In 2012, Raro revisited the film courtesy of a fresh HD transfer for its first Di Leo Blu-ray set along with The Italian Connection, The Boss, and Rulers of the City. The same language options and extras were included, but unfortunately this turned out to be the clunkiest transfer of the set with its vivid colors and bright appearance compromised by that nasty digital watercolor scanning effect that plagued so many Italian HD releases around that time. The edges of clothing, hair, and buildings often turn into indistinct, digital smudges, and the whole thing has a highly processed, artificial look that proves to be very distracting for much of the running time. Here's a sample grab from that release, though you have to see it in motion to get the full effect.
Fortunately there's a much better option in the UK courtesy of Arrow's dual-format Blu-ray and DVD release from 2015, whose transfer takes the Raro one out back, slams it against the wall a few times, and plants a bullet in its head. Everything looks far more natural, vivid, crisp, cinematic -- it's just a gorgeous piece of work and up there with the label's past Italian slam dunks like Zombie and Contamination.

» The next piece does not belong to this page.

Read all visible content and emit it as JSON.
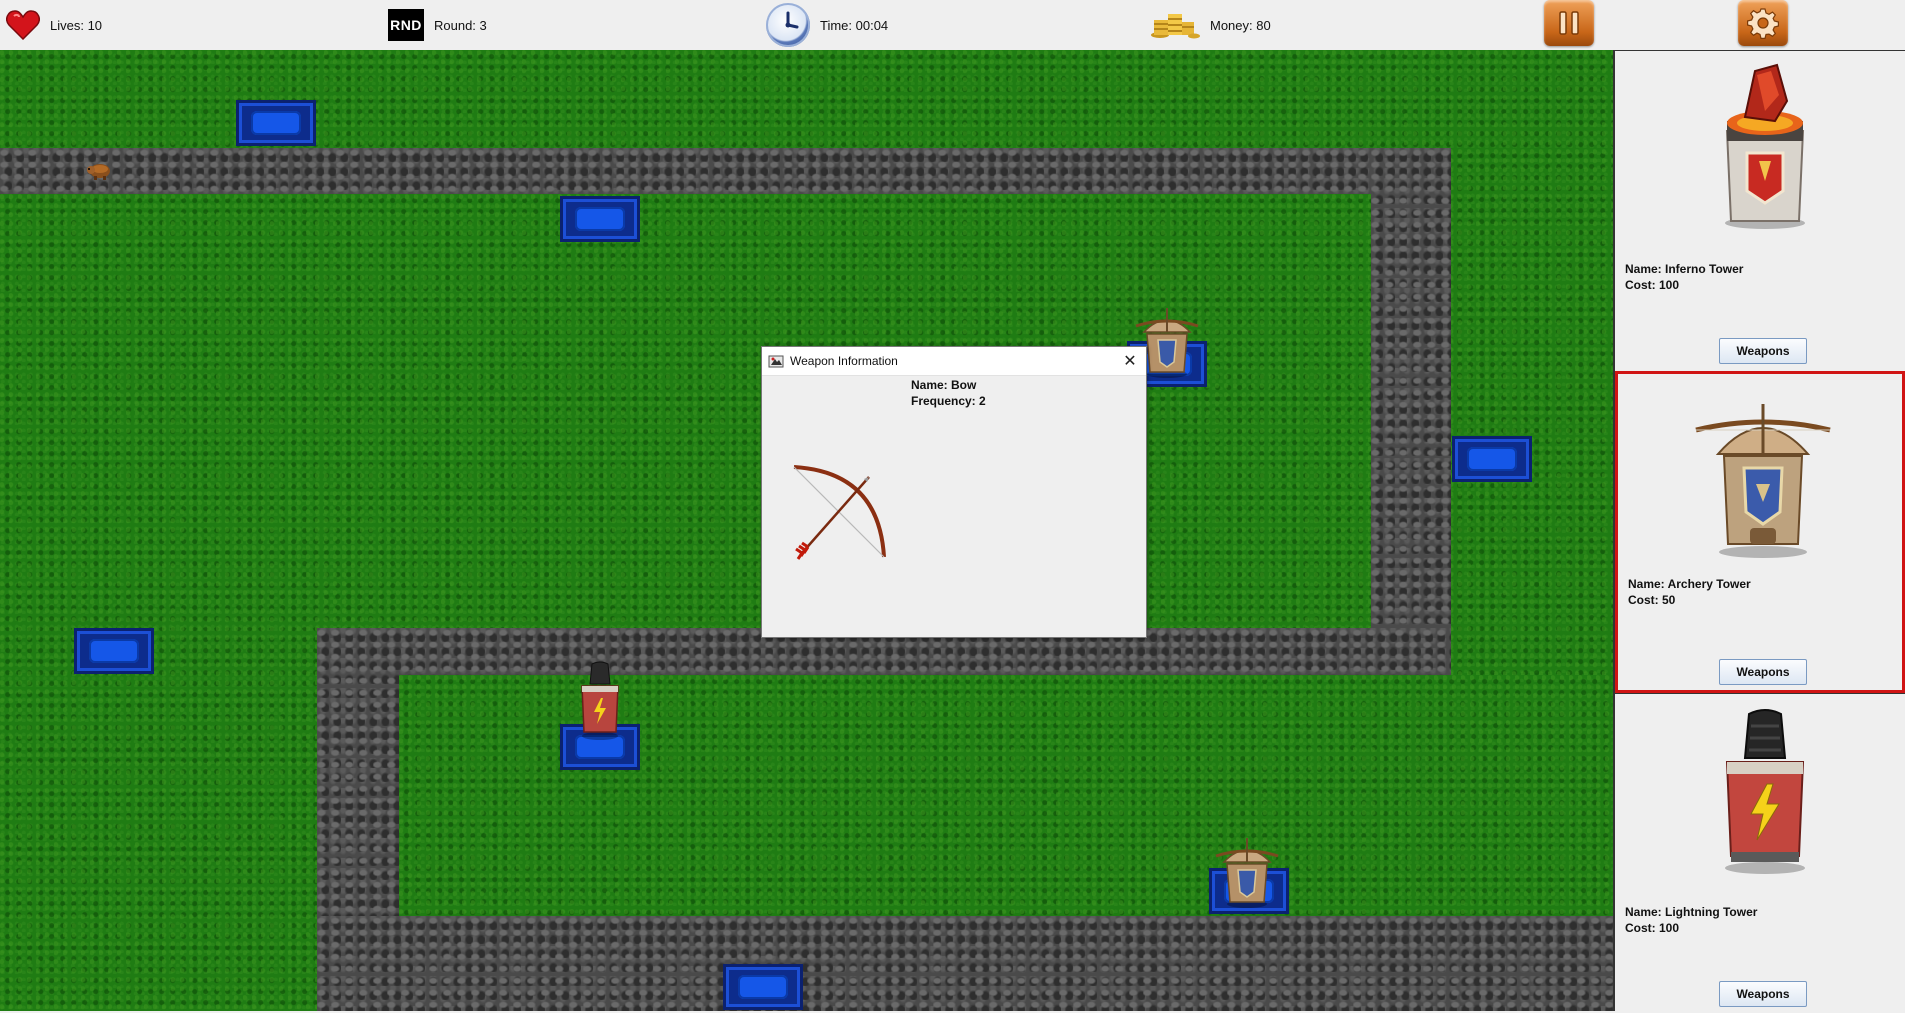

The LPCM Italian and English tracks sound great as well, with optional English subtitles. Some of the extras from the prior release are carried over here, namely "Fernando Di Leo: The Genesis of the Genre," the making-of documentary, and "Scerbanenco Noir," while the American and Italian trailers are finally unearthed and included as well. You also get a fine helping of new bonus material highlighted by "Italia Violenta," a 17-minute piece with Matthew Holness (creator and star of the insanely underrated Garth Merenghi's Darkplace) exploring how this film both addresses and subverts the conventions of the crime film and fits in with Di Leo's larger genre-tweaking filmography. There's also a new 3-minute audio interview with Moschin about his experiences making the film, plus the usual eye-catching reversible packaging complete with liner notes by Italian crime historian Roberto Curti. Needless to say, it's quite a massive upgrade all around and highly recommended.